It is nearly impossible for auto transport companies to provide exact pickup and delivery times. Unforeseen circumstances such as weather, traffic, or mechanical problems can cause delays. For this reason, you may be wondering whether or not you have to be present when your vehicle is picked up or delivered. The short answer is that you do not have to personally be there, but someone who can act on your behalf does need to be present.
What to Expect When Your Vehicle is Picked Up
Prior to having your vehicle shipped, you and your transporter should have discussed the terms of your contract including payment information, insurance terms, and mutual contact information. If you have any last-minute questions about the process, you can ask your driver at pick-up. This is also a good time to confirm everything and discuss any other issues pertaining to your vehicle.
Your transporter will also conduct an inspection of your vehicle, and together you will make note of any scratches, dings, or dents. You will have to confirm this inspection by signing the driver’s Bill of Lading, which includes details of the inspection. This document serves as proof of your vehicle’s condition in the event that it gets damaged during transit.

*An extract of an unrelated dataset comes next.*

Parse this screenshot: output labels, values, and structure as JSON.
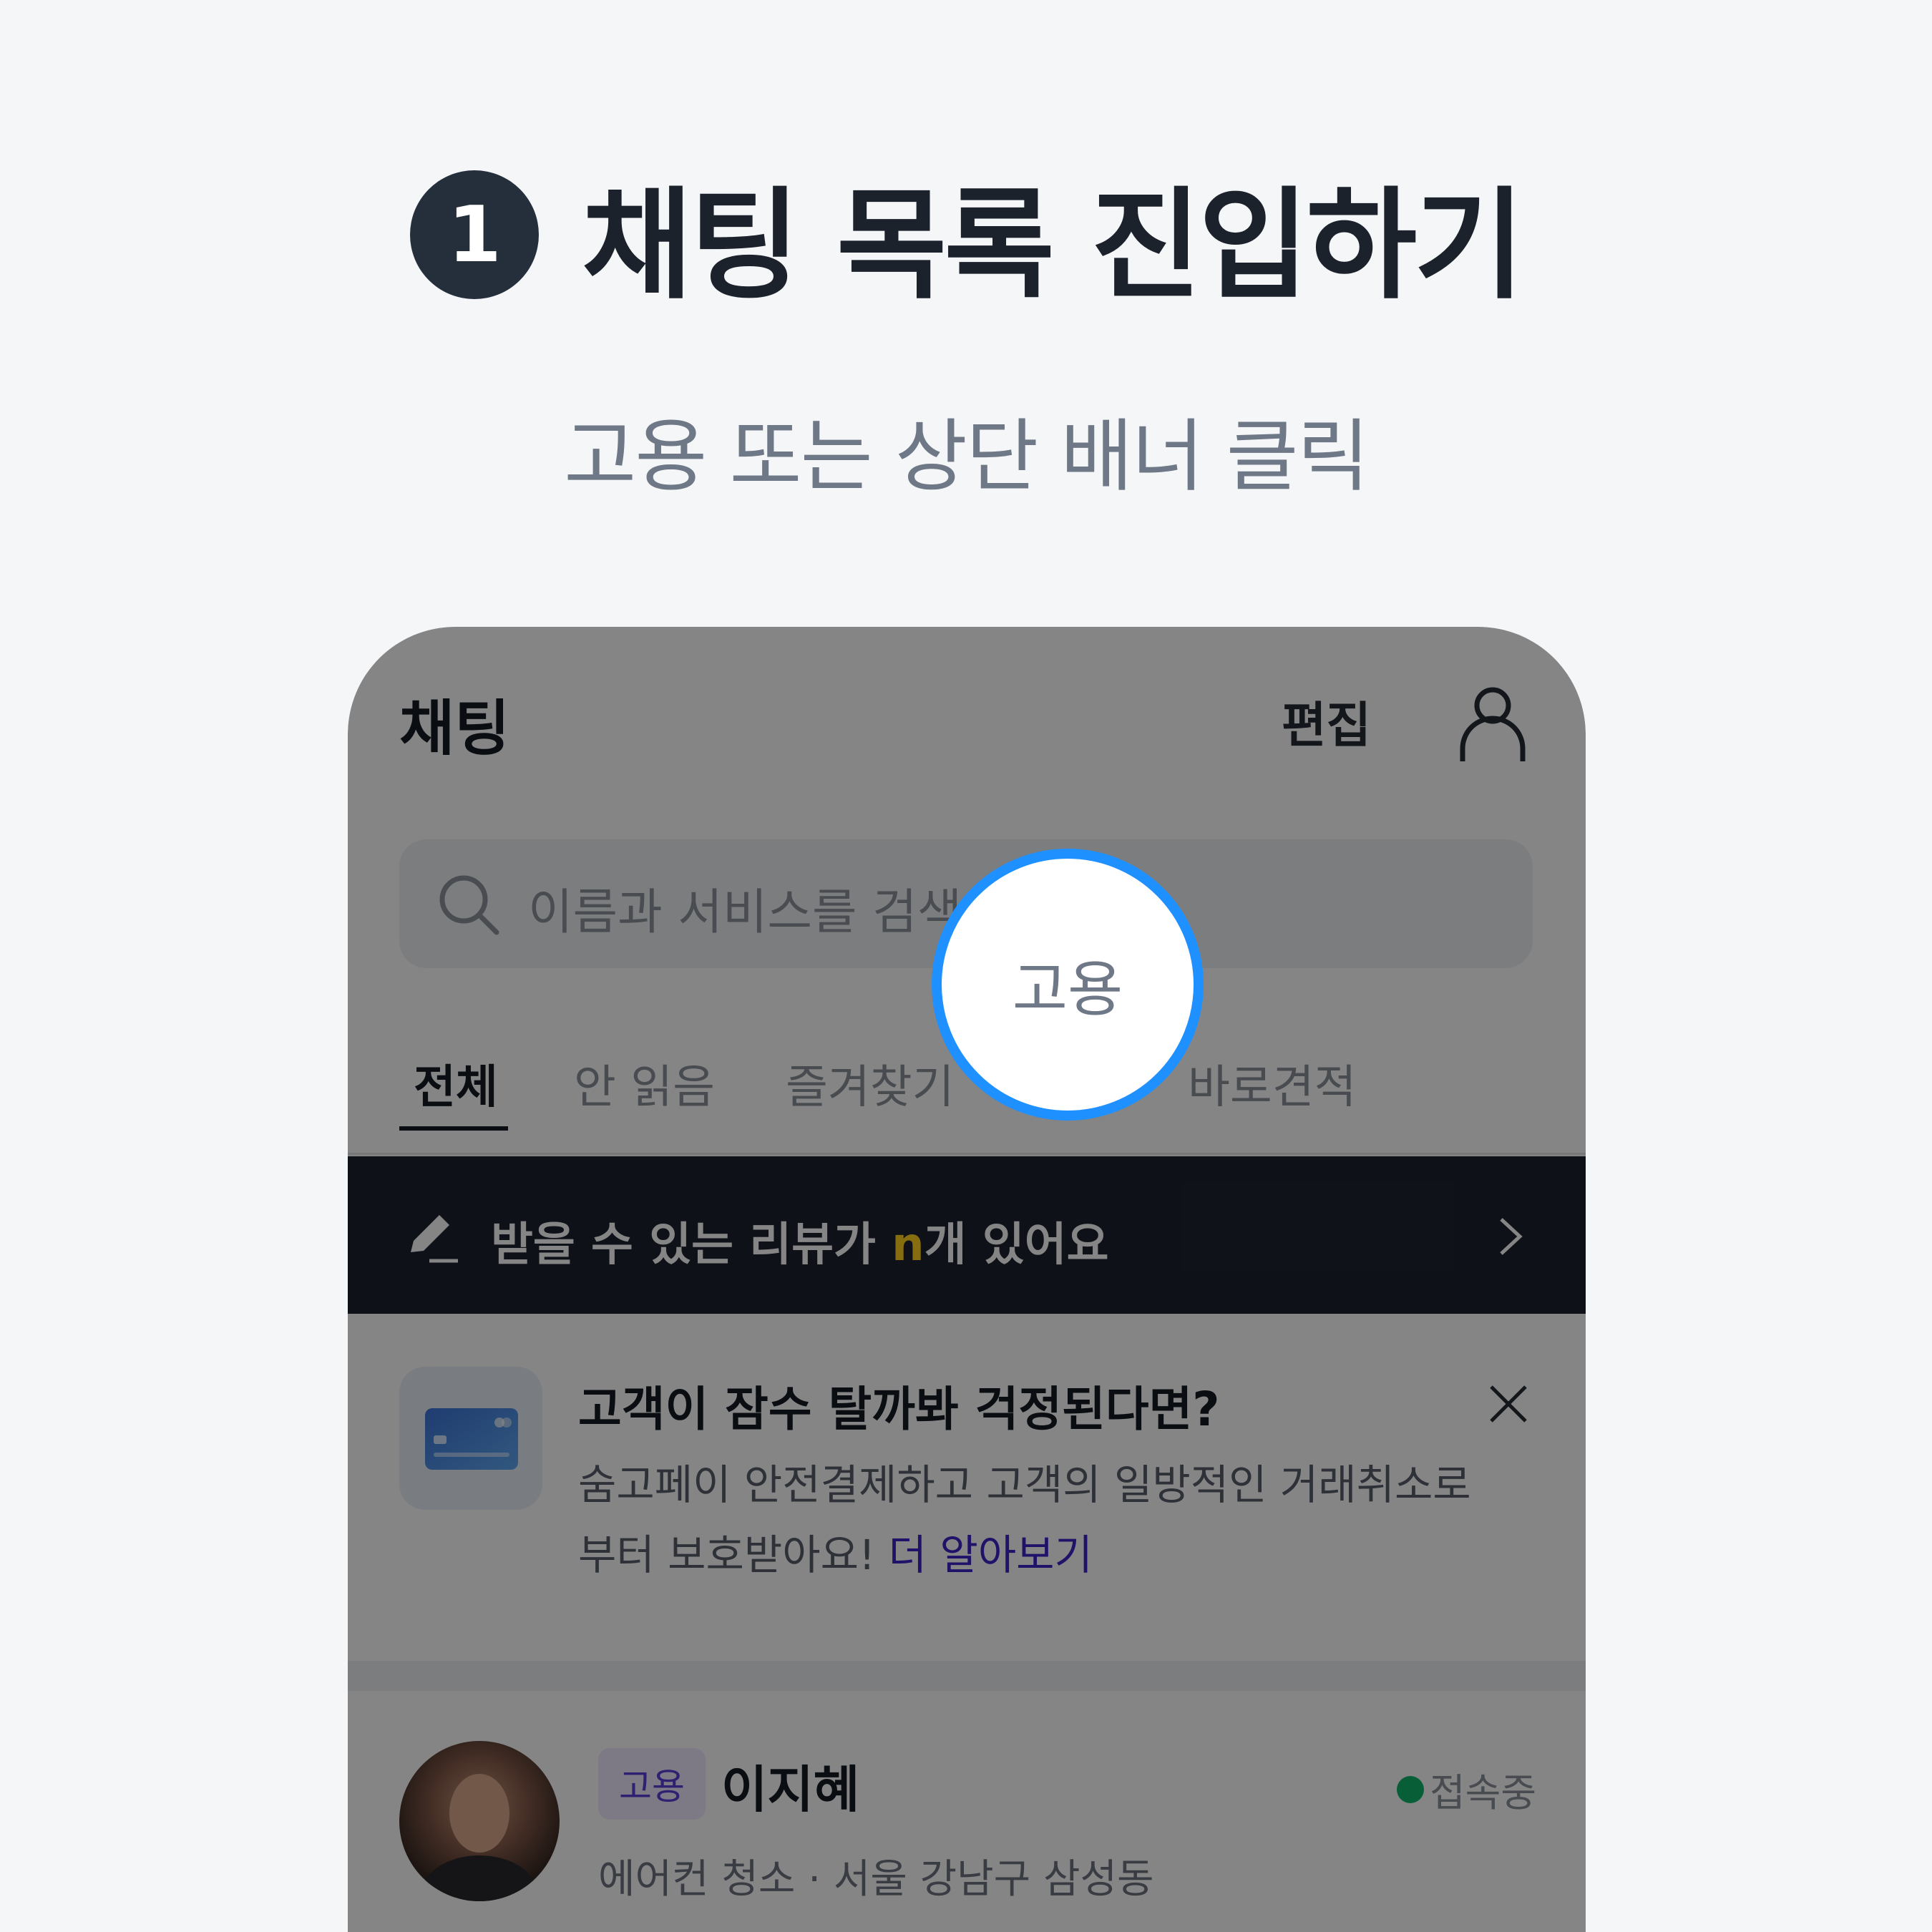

What to Expect When Your Vehicle is Delivered
It is very important that you, or someone who can act on your behalf, is present upon delivery to meet with the transporter. That’s because another inspection will be performed when your vehicle arrives at its destination and you will need to compare it to the original inspection report documented on the Bill of Lading. You, or the person you designate pick up the vehicle, will be required to sign the Bill of Lading again upon delivery. At this point, you will complete payment and the transaction will be final.
What if You Are Not Available?
If you are unable to be present at either pick up or delivery, you should have a representative that can act on your behalf. This person must be at least 18 years of age and you must provide their contact information to the transport driver prior to shipment. This person will be responsible for conducting the inspection and signing the Bill of Lading at both pickup and delivery.
Frequently Asked Questions
Answers to Your Car Moving Questions
The hardest thing for people researching car moving companies to understand is that the prices they are getting are not hard and fast gaurantees, but rather ESTIMATES of what one company thinks it will take to get a vehicle moved promptly versus another company's opinion of what it will take. Don't be fooled, there are not carriers committed to take your vehicle at these quoted prices, the company you choose will still have to get to work getting a carrier to commit to move it at the price they quote you.
Your total price breaks down into two parts, the broker's fee (or 'deposit' as everyone calls it) and the carriers fee (your COD amount) Make no mistake about this, EVERYONE YOU ARE GETTING SALES CALLS FROM IS GOING TO BROKER YOUR MOVE. In this industry, there are brokers who try to fool you into thinking that they are the actual carriers and there are an equal amount of carriers who sell themselves on the fact that they have a truck or two but are not being honest about the fact that they broker out 90% of the orders they book. Here is a quick easy way to tell, if a company takes an up front fee, whether they call it a deposit or any other name, they are a broker. Carriers do not take any payment until the vehicle is delivered.
In our opinion, you are crazy to do so. Have you ever been paid up front for the work that you perform for your employer? Why would you pay a fee up front when there are reliable and trustworthy companies like ours that won't ask for it until we provide you with your carriers details?
The average transit time from pick up to delivery on any vehicle going coast to coast will be between one and two weeks. From there you can figure your transit time based on how far your vehicle is traveling, i.e. from either coast to the Midwest might average 3-7 days.